Pleasant Place Portrait of a garden
The garden is not far from my home. It is green and colorful, enclosed by tall hedges of yew and hornbeam. The garden is enormous, but it’s clever design with many different garden rooms makes it feel cozy and intimate. There’s a pond with water lilies, a greenhouse, a flower covered hill, a vegetable plot, a shed with tools and a cat, a little forest, a maze, an orchard and much more. No place is better for playing hide and seek, for casual strolls, for contemplation.
Gardening and photography go very well together. In essence, the two are surprisingly similar. Both the gardener and the photographer slide along the same scale of control, with observation on one end and intervention on the other. Both construct new realities – paradises or utopias if you will – the gardener using landscape and the photographer using images.
Pleasant Place is the English translation of Locus Amoenus: a literary concept describing an idealized natural retreat inspired by the Garden of Eden and Elysium. This remote garden hide-out functions as a landscape of the mind, serves to highlight the difference between urban and rural life and is a place of refuge from the processes of time and mortality. Welcome to my pleasant place.
As the title suggests, this thesis is about gardens. It is about different kinds of gardens: physical gardens, gardens in visual arts and imaginary gardens.
My research started in the summer of 2020 when I read the following quote in The Well Gardened Mind: Rediscovering Nature in the Modern World by psychiatrist Sue Stuart-Smith: “All gardens exist on two levels: on the one hand there’s the real, physical garden and on the other there’s the garden of our imagination.” I am fascinated by both gardens ¬– the physical as well as the imaginary – and explore my relationship to both in this thesis.
I have divided my research and this text into two autonomous parts – simply called Part One and Part Two – because of the different natures of my research. The first part is more dry, factual and informative while the latter is a very personal account.
Part One consists of two chapters. The first chapter is rather general: it looks at the etymology as well as at the definition of the concept ‘garden’ and takes us through the history of Western European garden culture. Starting with the origin of gardens some 12.000 years ago we swiftly travel through gardens in the Antiquities, Medieval sober gardens, harmonious Renaissance gardens, rigid and formal Baroque gardens, painterly romantic gardens in the Romantic era, Modernist cozy gardens and end in our contemporary democratic backyards. The second chapter zooms in on gardens and visual arts. It starts with a visual break – which is to be enjoyed in the visual appendix – and moves on to analyzing the practices of the following four gardener-artists: Claude Monet, Edward Steichen, Derek Jarman and Elspeth Diederix. A brief chapter dedicated to the relationship between the photographic medium and the garden concludes Part One.

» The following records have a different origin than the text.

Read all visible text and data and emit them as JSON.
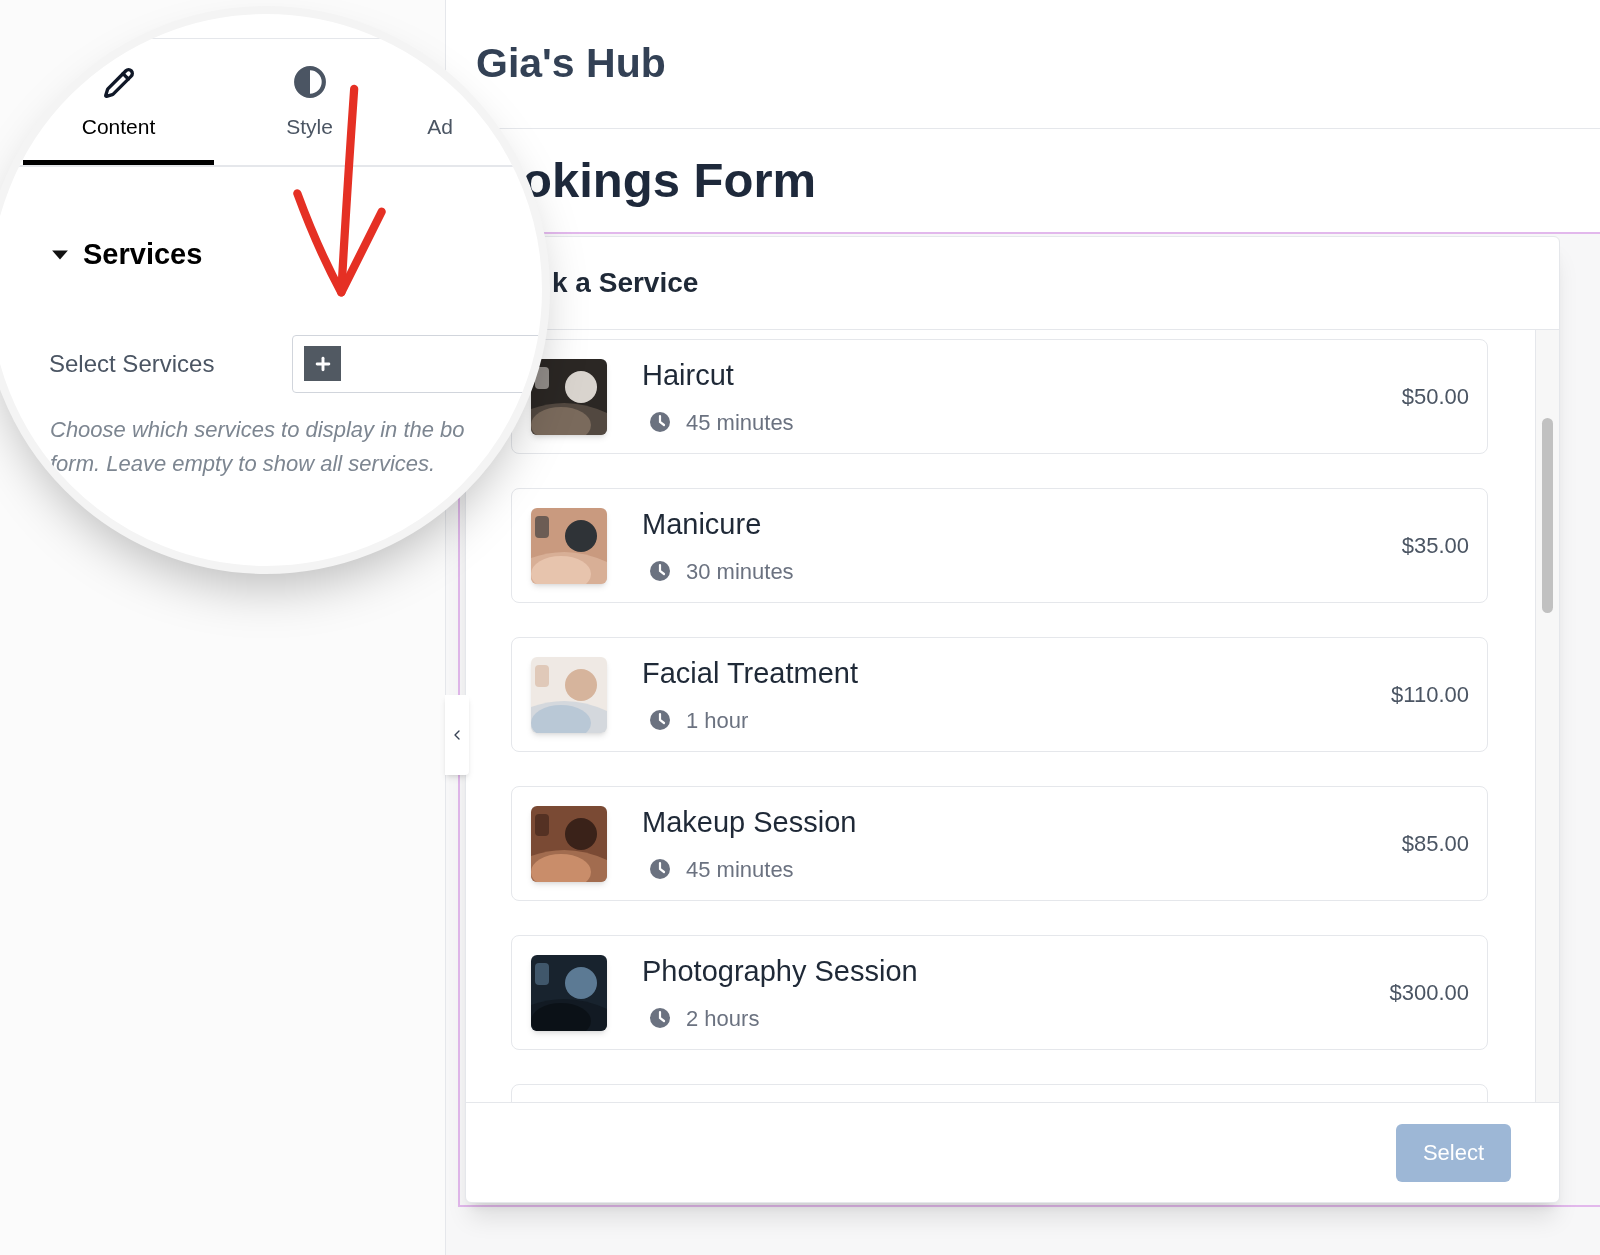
{
  "panel": {
    "tabs": [
      {
        "label": "Content",
        "selected": true
      },
      {
        "label": "Style",
        "selected": false
      },
      {
        "label": "Ad",
        "selected": false
      }
    ],
    "section": {
      "title": "Services",
      "expanded": true
    },
    "field": {
      "label": "Select Services"
    },
    "help_lines": [
      "Choose which services to display in the bo",
      "form. Leave empty to show all services."
    ]
  },
  "site_title": "Gia's Hub",
  "page_title": "okings Form",
  "form": {
    "title": "k a Service",
    "services": [
      {
        "name": "Haircut",
        "duration": "45 minutes",
        "price": "$50.00"
      },
      {
        "name": "Manicure",
        "duration": "30 minutes",
        "price": "$35.00"
      },
      {
        "name": "Facial Treatment",
        "duration": "1 hour",
        "price": "$110.00"
      },
      {
        "name": "Makeup Session",
        "duration": "45 minutes",
        "price": "$85.00"
      },
      {
        "name": "Photography Session",
        "duration": "2 hours",
        "price": "$300.00"
      }
    ],
    "button": {
      "label": "Select",
      "disabled": true
    }
  }
}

Part Two is about my personal relationship with gardens and gardening. The first subchapter explains that, to me, gardening is both spiritual and political. It is spiritual because it helps me to connect to both the physical and non-physical, it is meditative and magical. At the same time gardening is political. Producing your own fruit and veg is an anti-capitalist act, a hopeful investment in the future, and challenges our capitalist notion of time. The second subchapter introduces the concept of ‘imaginary garden’ and describes its place in my photography practice. It concludes with a comparison between the gardener and the photographer, whose work – in essence – is surprisingly similar.